BOTTOM: Acrylic on Canvass by Canadian war artist Aba Bayefsky, from early 1945. The painting, titled Malnutrition, depicts a starving German-Jewish boy that the artist came across at Bergen-Belsen concentration camp. The mood and colors of the painting are dark; and the abnormally skinny boy reflects the horrific conditions to which those in the camps had to live through. Importantly, the painting is a reminder to Canadians and soldiers alike of the evils of Nazism (Cruxton, Wilson 2000).

13The Hitler Line, Charles Comfort, 1944

LEFT: Oil on Canvass by Canadian war artist Charles Comfort. The piece depicts Canadian soldiers in combat on the Hitler line, a German defense front located in central Italy. The painting provides insight on the effectiveness of the Canadian forces throughout the war. As seen in the painting, Canadian soldiers are emerging victorious, successfully securing the region from the Germans. This was a key battle in the war, which solidifies Canadas national identity (Miller 2003).

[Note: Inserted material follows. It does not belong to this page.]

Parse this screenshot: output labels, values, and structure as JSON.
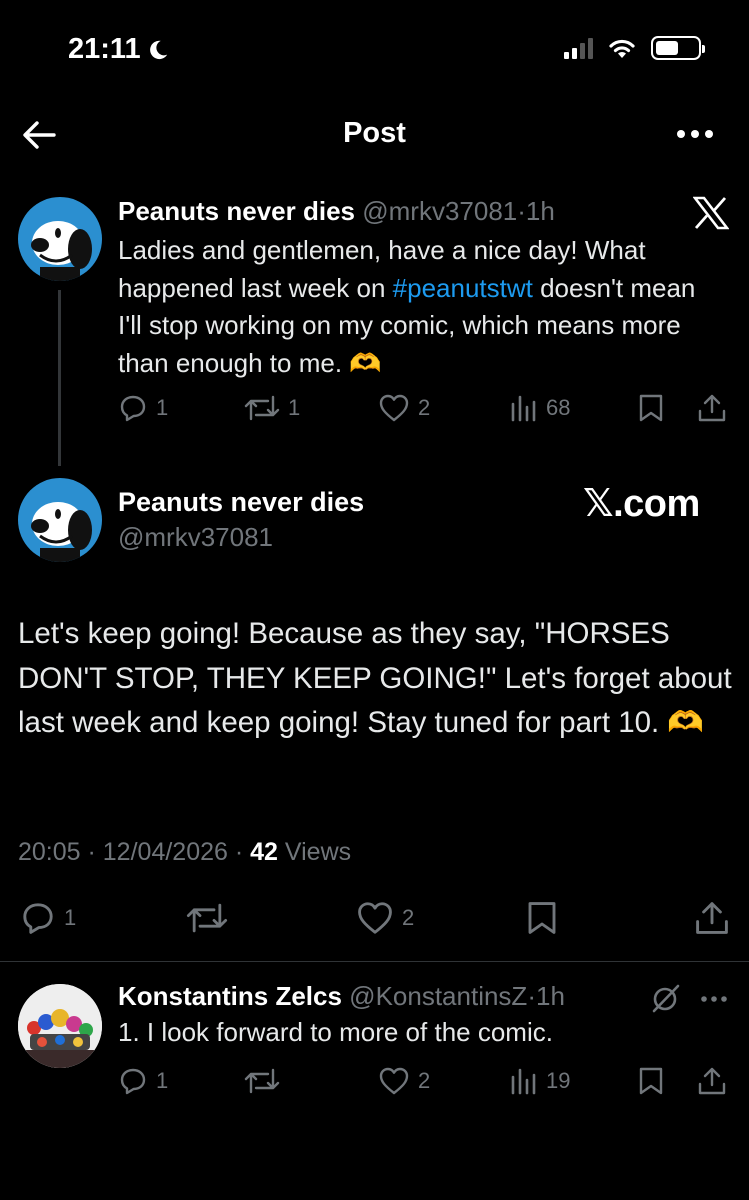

14Exhibit No. 21950 - 1969 Canada saw a decade of stability and prosperity in the 1950s. Suburban areas expanded their borders and the baby boom generation began, as soldiers returned home. In addition, daily luxuries such as the television became more affordable. As the Canadian population became more free of economic burden and the traditional social customs, artwork began to reflect these trends. Ideas of the Group of Sevens Canadianism were revived, and combined with abstract expressionism. These styles highlighted freedom and spontaneity, and expressing the inner spirit. A group of French-Canadian artists known as Les Automatistes emerged. This new style used fantastical abstract colour schemes that reflected a world without societal restrictions. Despite Canadas promising future, many anticipated a nuclear war abstract art calmed the publics anxiety (Miller 2003).

Pavane, Jean-Paul Riopelle, 1954

TOP: Oil on canvass by Jean-Paul Riopelle titled, Pavanne. Riopelle was a French-Canadian artist, who was founding member of Les Auotmatistes, a group which painted extreme examples of abstract expressionism in effort to attain more artistic freedom. Pavanne is an extreme example of the dramatic shift in the outlook and perspective of artists of the 1950s (Miller 2003).17

Reason over Passion, Joyce Wieland, 1968

BOTTOM: Quilted cotton by Canadian artist Joyce Wieland displaying a variety of vibrant colors, and text which reads, Reason Over Passion. The piece captures the political atmosphere in Canada of the time; particularly, the emergence of a new feminist movement. Wieland chose the medium of quilting, a craft within the traditional domain of women, to exhibit the piece. In doing so, Wieland manages to create a work art, through a medium which was rarely seen in the past (National Gallery of Canada n.d).18Exhibit No. 31970 1989Throughout the 1970s, the majority of the Canadian population was under 30 years of age. The quality of Canadian life reached new levels. Canada had developed a standing as a secure and peaceful country. Its economy was stable, thus enabling the government to invest in more cultural and social projects. Many provincial and municipal governments began allocating funds towards public art exhibitions. These funds enabled Canadian artists to explore otherwise experimental techniques such as conceptual art, installation art, film, and performance art. In turn, Canadians accepted these new art forms as a reflection of their society (Miller 2003).

Flight Stop, Michael Snow, 1978

TOP: An image of public installation in the Eaton Centres atrium, in Toronto. Titled Flight Stop, the piece was funded by Torontos Municipal government. Since installment, the piece has become an iconic symbol to Canadian artists and critics. 21Significantly, Aboriginal and First Nations Canadian artists in the 1970s became accepted on a national and international scale. Their style and unique forms such as woodcarving, paint, print, and textiles, represented the often silenced Aboriginal voice. Norval Morrisseau is known as the Abori